◆ LISTED RECORDS
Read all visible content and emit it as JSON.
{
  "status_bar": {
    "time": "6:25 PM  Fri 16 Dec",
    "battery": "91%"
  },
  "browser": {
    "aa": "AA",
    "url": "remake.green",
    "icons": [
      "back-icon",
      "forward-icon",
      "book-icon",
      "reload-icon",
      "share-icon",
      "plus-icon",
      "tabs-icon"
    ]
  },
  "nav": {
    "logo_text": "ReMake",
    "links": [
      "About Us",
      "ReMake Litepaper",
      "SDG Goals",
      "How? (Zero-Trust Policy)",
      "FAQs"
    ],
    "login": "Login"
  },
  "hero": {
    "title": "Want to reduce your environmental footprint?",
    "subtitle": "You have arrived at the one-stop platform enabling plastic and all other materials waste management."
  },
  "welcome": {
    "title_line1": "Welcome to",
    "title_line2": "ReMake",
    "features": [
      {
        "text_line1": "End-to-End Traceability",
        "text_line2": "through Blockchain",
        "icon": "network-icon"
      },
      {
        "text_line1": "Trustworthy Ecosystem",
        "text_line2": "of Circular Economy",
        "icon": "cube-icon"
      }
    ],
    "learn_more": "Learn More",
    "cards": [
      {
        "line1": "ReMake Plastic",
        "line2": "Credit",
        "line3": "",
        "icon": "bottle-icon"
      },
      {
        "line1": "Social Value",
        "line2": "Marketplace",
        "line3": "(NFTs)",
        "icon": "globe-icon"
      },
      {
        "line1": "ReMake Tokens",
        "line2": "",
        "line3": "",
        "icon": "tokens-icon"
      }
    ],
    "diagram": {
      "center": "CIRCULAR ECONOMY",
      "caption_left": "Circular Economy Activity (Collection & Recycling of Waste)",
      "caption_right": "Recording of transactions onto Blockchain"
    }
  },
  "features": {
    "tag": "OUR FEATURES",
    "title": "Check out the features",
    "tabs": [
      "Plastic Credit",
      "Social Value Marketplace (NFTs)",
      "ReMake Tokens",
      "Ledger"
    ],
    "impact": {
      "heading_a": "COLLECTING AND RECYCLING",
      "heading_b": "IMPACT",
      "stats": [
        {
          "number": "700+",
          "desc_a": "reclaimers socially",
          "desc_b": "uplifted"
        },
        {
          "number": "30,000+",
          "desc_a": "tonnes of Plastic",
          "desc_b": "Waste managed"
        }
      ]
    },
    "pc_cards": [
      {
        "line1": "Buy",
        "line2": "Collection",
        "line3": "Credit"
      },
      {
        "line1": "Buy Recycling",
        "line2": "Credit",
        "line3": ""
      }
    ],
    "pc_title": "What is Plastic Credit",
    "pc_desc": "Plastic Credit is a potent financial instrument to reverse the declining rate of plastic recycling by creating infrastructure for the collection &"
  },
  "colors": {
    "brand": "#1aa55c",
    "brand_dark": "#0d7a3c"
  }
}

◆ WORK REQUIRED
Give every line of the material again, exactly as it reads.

◆ FINISHED TASK
Read all visible content and emit it as JSON.
{
  "status_bar": {
    "time": "6:25 PM  Fri 16 Dec",
    "battery": "91%"
  },
  "browser": {
    "aa": "AA",
    "url": "remake.green",
    "icons": [
      "back-icon",
      "forward-icon",
      "book-icon",
      "reload-icon",
      "share-icon",
      "plus-icon",
      "tabs-icon"
    ]
  },
  "nav": {
    "logo_text": "ReMake",
    "links": [
      "About Us",
      "ReMake Litepaper",
      "SDG Goals",
      "How? (Zero-Trust Policy)",
      "FAQs"
    ],
    "login": "Login"
  },
  "hero": {
    "title": "Want to reduce your environmental footprint?",
    "subtitle": "You have arrived at the one-stop platform enabling plastic and all other materials waste management."
  },
  "welcome": {
    "title_line1": "Welcome to",
    "title_line2": "ReMake",
    "features": [
      {
        "text_line1": "End-to-End Traceability",
        "text_line2": "through Blockchain",
        "icon": "network-icon"
      },
      {
        "text_line1": "Trustworthy Ecosystem",
        "text_line2": "of Circular Economy",
        "icon": "cube-icon"
      }
    ],
    "learn_more": "Learn More",
    "cards": [
      {
        "line1": "ReMake Plastic",
        "line2": "Credit",
        "line3": "",
        "icon": "bottle-icon"
      },
      {
        "line1": "Social Value",
        "line2": "Marketplace",
        "line3": "(NFTs)",
        "icon": "globe-icon"
      },
      {
        "line1": "ReMake Tokens",
        "line2": "",
        "line3": "",
        "icon": "tokens-icon"
      }
    ],
    "diagram": {
      "center": "CIRCULAR ECONOMY",
      "caption_left": "Circular Economy Activity (Collection & Recycling of Waste)",
      "caption_right": "Recording of transactions onto Blockchain"
    }
  },
  "features": {
    "tag": "OUR FEATURES",
    "title": "Check out the features",
    "tabs": [
      "Plastic Credit",
      "Social Value Marketplace (NFTs)",
      "ReMake Tokens",
      "Ledger"
    ],
    "impact": {
      "heading_a": "COLLECTING AND RECYCLING",
      "heading_b": "IMPACT",
      "stats": [
        {
          "number": "700+",
          "desc_a": "reclaimers socially",
          "desc_b": "uplifted"
        },
        {
          "number": "30,000+",
          "desc_a": "tonnes of Plastic",
          "desc_b": "Waste managed"
        }
      ]
    },
    "pc_cards": [
      {
        "line1": "Buy",
        "line2": "Collection",
        "line3": "Credit"
      },
      {
        "line1": "Buy Recycling",
        "line2": "Credit",
        "line3": ""
      }
    ],
    "pc_title": "What is Plastic Credit",
    "pc_desc": "Plastic Credit is a potent financial instrument to reverse the declining rate of plastic recycling by creating infrastructure for the collection &"
  },
  "colors": {
    "brand": "#1aa55c",
    "brand_dark": "#0d7a3c"
  }
}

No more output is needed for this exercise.